Information shown ->

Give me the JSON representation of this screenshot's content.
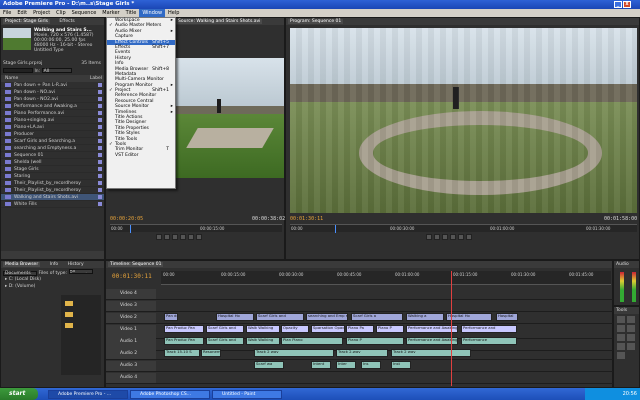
{
  "window": {
    "title": "Adobe Premiere Pro - D:\\m..s\\Stage Girls *"
  },
  "menubar": [
    "File",
    "Edit",
    "Project",
    "Clip",
    "Sequence",
    "Marker",
    "Title",
    "Window",
    "Help"
  ],
  "window_menu": {
    "items": [
      {
        "label": "Workspace",
        "check": false,
        "arrow": true,
        "shortcut": ""
      },
      {
        "label": "Audio Master Meters",
        "check": true,
        "arrow": false,
        "shortcut": ""
      },
      {
        "label": "Audio Mixer",
        "check": false,
        "arrow": true,
        "shortcut": ""
      },
      {
        "label": "Capture",
        "check": false,
        "arrow": false,
        "shortcut": ""
      },
      {
        "label": "Effect Controls",
        "check": false,
        "arrow": false,
        "shortcut": "Shift+5",
        "highlight": true
      },
      {
        "label": "Effects",
        "check": false,
        "arrow": false,
        "shortcut": "Shift+7"
      },
      {
        "label": "Events",
        "check": false,
        "arrow": false,
        "shortcut": ""
      },
      {
        "label": "History",
        "check": false,
        "arrow": false,
        "shortcut": ""
      },
      {
        "label": "Info",
        "check": false,
        "arrow": false,
        "shortcut": ""
      },
      {
        "label": "Media Browser",
        "check": false,
        "arrow": false,
        "shortcut": "Shift+8"
      },
      {
        "label": "Metadata",
        "check": false,
        "arrow": false,
        "shortcut": ""
      },
      {
        "label": "Multi-Camera Monitor",
        "check": false,
        "arrow": false,
        "shortcut": ""
      },
      {
        "label": "Program Monitor",
        "check": false,
        "arrow": true,
        "shortcut": ""
      },
      {
        "label": "Project",
        "check": true,
        "arrow": false,
        "shortcut": "Shift+1"
      },
      {
        "label": "Reference Monitor",
        "check": false,
        "arrow": false,
        "shortcut": ""
      },
      {
        "label": "Resource Central",
        "check": false,
        "arrow": false,
        "shortcut": ""
      },
      {
        "label": "Source Monitor",
        "check": false,
        "arrow": true,
        "shortcut": ""
      },
      {
        "label": "Timelines",
        "check": false,
        "arrow": true,
        "shortcut": ""
      },
      {
        "label": "Title Actions",
        "check": false,
        "arrow": false,
        "shortcut": ""
      },
      {
        "label": "Title Designer",
        "check": false,
        "arrow": false,
        "shortcut": ""
      },
      {
        "label": "Title Properties",
        "check": false,
        "arrow": false,
        "shortcut": ""
      },
      {
        "label": "Title Styles",
        "check": false,
        "arrow": false,
        "shortcut": ""
      },
      {
        "label": "Title Tools",
        "check": false,
        "arrow": false,
        "shortcut": ""
      },
      {
        "label": "Tools",
        "check": true,
        "arrow": false,
        "shortcut": ""
      },
      {
        "label": "Trim Monitor",
        "check": false,
        "arrow": false,
        "shortcut": "T"
      },
      {
        "label": "VST Editor",
        "check": false,
        "arrow": false,
        "shortcut": ""
      }
    ]
  },
  "project": {
    "tabs": [
      "Project: Stage Girls",
      "Effects"
    ],
    "clip_name": "Walking and Stairs S...",
    "clip_info1": "Movie, 720 x 576 (1.4587)",
    "clip_info2": "00:00:06:00, 25.00 fps",
    "clip_info3": "48000 Hz - 16-bit - Stereo",
    "clip_info4": "Untitled Type",
    "file": "Stage Girls.prproj",
    "count": "35 Items",
    "in_label": "In:",
    "in_value": "All",
    "col_name": "Name",
    "col_label": "Label",
    "items": [
      "Pan down + Pan L-R.avi",
      "Pan down - NO.avi",
      "Pan down - NO2.avi",
      "Performance and Awaking.a",
      "Piano Performance.avi",
      "Piano+singing.avi",
      "Piano+LA.avi",
      "Producer",
      "Scarf Girls and Searching.a",
      "searching and Emptyness.a",
      "Sequence 01",
      "Shelda (well",
      "Stage Girls",
      "Staring",
      "Their_Playlist_by_recordheroy",
      "Their_Playlist_by_recordheroy",
      "Walking and Stairs Shots.avi",
      "White Fills"
    ]
  },
  "source": {
    "tab": "Source: Walking and Stairs Shots.avi",
    "timecode_in": "00:00:20:05",
    "timecode_dur": "00:00:38:02",
    "ruler1": "00:00",
    "ruler2": "00:00:15:00"
  },
  "program": {
    "tab": "Program: Sequence 01",
    "timecode_in": "00:01:30:11",
    "timecode_dur": "00:01:58:00",
    "ruler1": "00:00",
    "ruler2": "00:00:30:00",
    "ruler3": "00:01:00:00",
    "ruler4": "00:01:30:00"
  },
  "media_browser": {
    "tabs": [
      "Media Browser",
      "Info",
      "History"
    ],
    "view_label": "Documents",
    "files_label": "Files of type:",
    "files_value": "All Supported",
    "drives": [
      "C: (Local Disk)",
      "D: (Volume)"
    ]
  },
  "timeline": {
    "tab": "Timeline: Sequence 01",
    "timecode": "00:01:30:11",
    "ruler": [
      "00:00",
      "00:00:15:00",
      "00:00:30:00",
      "00:00:45:00",
      "00:01:00:00",
      "00:01:15:00",
      "00:01:30:00",
      "00:01:45:00"
    ],
    "tracks": [
      {
        "name": "Video 4",
        "type": "v"
      },
      {
        "name": "Video 3",
        "type": "v"
      },
      {
        "name": "Video 2",
        "type": "v"
      },
      {
        "name": "Video 1",
        "type": "v"
      },
      {
        "name": "Audio 1",
        "type": "a"
      },
      {
        "name": "Audio 2",
        "type": "a"
      },
      {
        "name": "Audio 3",
        "type": "a"
      },
      {
        "name": "Audio 4",
        "type": "a"
      }
    ],
    "clips_v2": [
      "Pan do",
      "Hospital Ho",
      "Scarf Girls and",
      "searching and Emp searching and Empt",
      "Scarf Girls a",
      "Walking a",
      "Hospital Ho",
      "Hospital"
    ],
    "clips_v1": [
      "Pan Produc Pan",
      "Scarf Girls and",
      "Walk Walking",
      "Opacity",
      "Sparsation Opacity",
      "Piano Pa",
      "Piano P",
      "Performance and Awaking a",
      "Performance and"
    ],
    "clips_a1": [
      "Pan Produc Pan",
      "Scarf Girls and",
      "Walk Walking",
      "Pian Piano",
      "Piano P",
      "Performance and Awaking a",
      "Performance"
    ],
    "clips_a2": [
      "Track 15.10 S",
      "Resonemo",
      "Track 2 wav",
      "Track 2.wav",
      "Track 2 wav"
    ],
    "clips_a3": [
      "Scarf wa",
      "Intent",
      "Inter",
      "Ins",
      "Inst"
    ]
  },
  "audio_panel": {
    "label": "Audio"
  },
  "tools_panel": {
    "label": "Tools"
  },
  "taskbar": {
    "start": "start",
    "buttons": [
      "Adobe Premiere Pro - ...",
      "Adobe Photoshop CS...",
      "Untitled - Paint"
    ],
    "clock": "20:56"
  }
}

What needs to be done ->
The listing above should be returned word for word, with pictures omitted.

Result ->
Give me the JSON representation of this screenshot's content.
{
  "window": {
    "title": "Adobe Premiere Pro - D:\\m..s\\Stage Girls *"
  },
  "menubar": [
    "File",
    "Edit",
    "Project",
    "Clip",
    "Sequence",
    "Marker",
    "Title",
    "Window",
    "Help"
  ],
  "window_menu": {
    "items": [
      {
        "label": "Workspace",
        "check": false,
        "arrow": true,
        "shortcut": ""
      },
      {
        "label": "Audio Master Meters",
        "check": true,
        "arrow": false,
        "shortcut": ""
      },
      {
        "label": "Audio Mixer",
        "check": false,
        "arrow": true,
        "shortcut": ""
      },
      {
        "label": "Capture",
        "check": false,
        "arrow": false,
        "shortcut": ""
      },
      {
        "label": "Effect Controls",
        "check": false,
        "arrow": false,
        "shortcut": "Shift+5",
        "highlight": true
      },
      {
        "label": "Effects",
        "check": false,
        "arrow": false,
        "shortcut": "Shift+7"
      },
      {
        "label": "Events",
        "check": false,
        "arrow": false,
        "shortcut": ""
      },
      {
        "label": "History",
        "check": false,
        "arrow": false,
        "shortcut": ""
      },
      {
        "label": "Info",
        "check": false,
        "arrow": false,
        "shortcut": ""
      },
      {
        "label": "Media Browser",
        "check": false,
        "arrow": false,
        "shortcut": "Shift+8"
      },
      {
        "label": "Metadata",
        "check": false,
        "arrow": false,
        "shortcut": ""
      },
      {
        "label": "Multi-Camera Monitor",
        "check": false,
        "arrow": false,
        "shortcut": ""
      },
      {
        "label": "Program Monitor",
        "check": false,
        "arrow": true,
        "shortcut": ""
      },
      {
        "label": "Project",
        "check": true,
        "arrow": false,
        "shortcut": "Shift+1"
      },
      {
        "label": "Reference Monitor",
        "check": false,
        "arrow": false,
        "shortcut": ""
      },
      {
        "label": "Resource Central",
        "check": false,
        "arrow": false,
        "shortcut": ""
      },
      {
        "label": "Source Monitor",
        "check": false,
        "arrow": true,
        "shortcut": ""
      },
      {
        "label": "Timelines",
        "check": false,
        "arrow": true,
        "shortcut": ""
      },
      {
        "label": "Title Actions",
        "check": false,
        "arrow": false,
        "shortcut": ""
      },
      {
        "label": "Title Designer",
        "check": false,
        "arrow": false,
        "shortcut": ""
      },
      {
        "label": "Title Properties",
        "check": false,
        "arrow": false,
        "shortcut": ""
      },
      {
        "label": "Title Styles",
        "check": false,
        "arrow": false,
        "shortcut": ""
      },
      {
        "label": "Title Tools",
        "check": false,
        "arrow": false,
        "shortcut": ""
      },
      {
        "label": "Tools",
        "check": true,
        "arrow": false,
        "shortcut": ""
      },
      {
        "label": "Trim Monitor",
        "check": false,
        "arrow": false,
        "shortcut": "T"
      },
      {
        "label": "VST Editor",
        "check": false,
        "arrow": false,
        "shortcut": ""
      }
    ]
  },
  "project": {
    "tabs": [
      "Project: Stage Girls",
      "Effects"
    ],
    "clip_name": "Walking and Stairs S...",
    "clip_info1": "Movie, 720 x 576 (1.4587)",
    "clip_info2": "00:00:06:00, 25.00 fps",
    "clip_info3": "48000 Hz - 16-bit - Stereo",
    "clip_info4": "Untitled Type",
    "file": "Stage Girls.prproj",
    "count": "35 Items",
    "in_label": "In:",
    "in_value": "All",
    "col_name": "Name",
    "col_label": "Label",
    "items": [
      "Pan down + Pan L-R.avi",
      "Pan down - NO.avi",
      "Pan down - NO2.avi",
      "Performance and Awaking.a",
      "Piano Performance.avi",
      "Piano+singing.avi",
      "Piano+LA.avi",
      "Producer",
      "Scarf Girls and Searching.a",
      "searching and Emptyness.a",
      "Sequence 01",
      "Shelda (well",
      "Stage Girls",
      "Staring",
      "Their_Playlist_by_recordheroy",
      "Their_Playlist_by_recordheroy",
      "Walking and Stairs Shots.avi",
      "White Fills"
    ]
  },
  "source": {
    "tab": "Source: Walking and Stairs Shots.avi",
    "timecode_in": "00:00:20:05",
    "timecode_dur": "00:00:38:02",
    "ruler1": "00:00",
    "ruler2": "00:00:15:00"
  },
  "program": {
    "tab": "Program: Sequence 01",
    "timecode_in": "00:01:30:11",
    "timecode_dur": "00:01:58:00",
    "ruler1": "00:00",
    "ruler2": "00:00:30:00",
    "ruler3": "00:01:00:00",
    "ruler4": "00:01:30:00"
  },
  "media_browser": {
    "tabs": [
      "Media Browser",
      "Info",
      "History"
    ],
    "view_label": "Documents",
    "files_label": "Files of type:",
    "files_value": "All Supported",
    "drives": [
      "C: (Local Disk)",
      "D: (Volume)"
    ]
  },
  "timeline": {
    "tab": "Timeline: Sequence 01",
    "timecode": "00:01:30:11",
    "ruler": [
      "00:00",
      "00:00:15:00",
      "00:00:30:00",
      "00:00:45:00",
      "00:01:00:00",
      "00:01:15:00",
      "00:01:30:00",
      "00:01:45:00"
    ],
    "tracks": [
      {
        "name": "Video 4",
        "type": "v"
      },
      {
        "name": "Video 3",
        "type": "v"
      },
      {
        "name": "Video 2",
        "type": "v"
      },
      {
        "name": "Video 1",
        "type": "v"
      },
      {
        "name": "Audio 1",
        "type": "a"
      },
      {
        "name": "Audio 2",
        "type": "a"
      },
      {
        "name": "Audio 3",
        "type": "a"
      },
      {
        "name": "Audio 4",
        "type": "a"
      }
    ],
    "clips_v2": [
      "Pan do",
      "Hospital Ho",
      "Scarf Girls and",
      "searching and Emp searching and Empt",
      "Scarf Girls a",
      "Walking a",
      "Hospital Ho",
      "Hospital"
    ],
    "clips_v1": [
      "Pan Produc Pan",
      "Scarf Girls and",
      "Walk Walking",
      "Opacity",
      "Sparsation Opacity",
      "Piano Pa",
      "Piano P",
      "Performance and Awaking a",
      "Performance and"
    ],
    "clips_a1": [
      "Pan Produc Pan",
      "Scarf Girls and",
      "Walk Walking",
      "Pian Piano",
      "Piano P",
      "Performance and Awaking a",
      "Performance"
    ],
    "clips_a2": [
      "Track 15.10 S",
      "Resonemo",
      "Track 2 wav",
      "Track 2.wav",
      "Track 2 wav"
    ],
    "clips_a3": [
      "Scarf wa",
      "Intent",
      "Inter",
      "Ins",
      "Inst"
    ]
  },
  "audio_panel": {
    "label": "Audio"
  },
  "tools_panel": {
    "label": "Tools"
  },
  "taskbar": {
    "start": "start",
    "buttons": [
      "Adobe Premiere Pro - ...",
      "Adobe Photoshop CS...",
      "Untitled - Paint"
    ],
    "clock": "20:56"
  }
}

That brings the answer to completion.